In his book, Cantu discusses why Tom Brady’s dad opted not to let his son play football before high school.
“It would have been wonderful if he had said he was worried about concussions,” Cantu told NBC News. “But nobody was [worried about concussions] at that time.”
Regardless, the quarterback serves as a prime example of how players can excel even if they get a later start at football, said Cantu, who is also a clinical professor of neurology and neurosurgery at the BU School of Medicine. He is unaffiliated with the study.
“Ultimately, if you damage your knee and the injury is permanent, it’s a bummer. But if you damage your brain, that affects who you are.”
But one doctor who is deeply affiliated with youth football sees no value in putting off tackle football until the teen years.
“The study has a very small sample size, which means you have to be very cautious in drawing conclusions,” said Dr. Julian Bailes, the medical director for Pop Warner Football, which accepts children as small as 5 years old or 35 pounds.
Beyond that, Bailes said, the BU researchers had no information on the number of hits that any of the participating players received during their years in the game.
Bailes fears “unintended consequences” if sports organizations like Pop Warner were to set an age limit for tackle football.
“I worry that if we said kids could only play flag football, it would drive parents, coaches and kids to join rogue leagues,” said Bailes, who also serves as a clinical professor of neurosurgery at the University of Chicago Pritzker School of Medicine.
And “rogue” leagues might have fewer rules protecting the brains of youngsters, Bailes said. “We outlawed head contact in practices three years ago and head-to-head hits in games as well.”
But even without the latest study of ex-NFL players, there’s plenty of science suggesting younger kids’ brains are more vulnerable to damage, said Dr. Douglas Smith, a professor of neurosurgery and director of the Center for Brain Injury and Repair at the University of Pennsylvania Medical Center.
In childhood, “the brain is undergoing remodeling, connecting one region to another,” Smith said. “There is great concern that exposing the brain, over and over, to brutal hits is not a good thing and one of the worst times to expose a kid’s brain to a concussion is when it is under construction.
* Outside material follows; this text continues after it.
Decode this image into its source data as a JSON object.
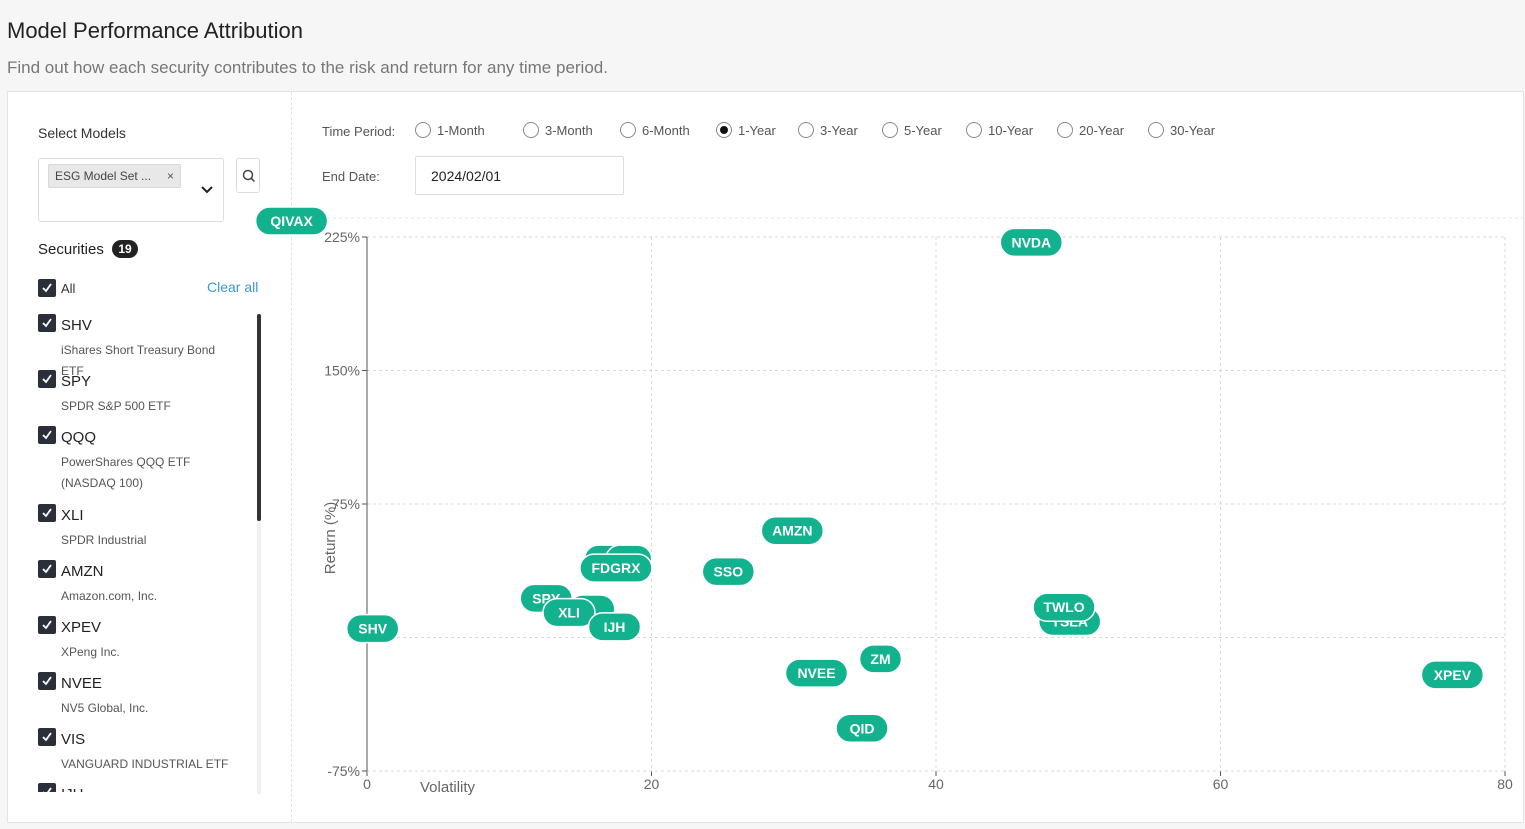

“Ultimately, if you damage your knee and the injury is permanent, it’s a bummer,” Smith said. “But if you damage your brain, that affects who you are.”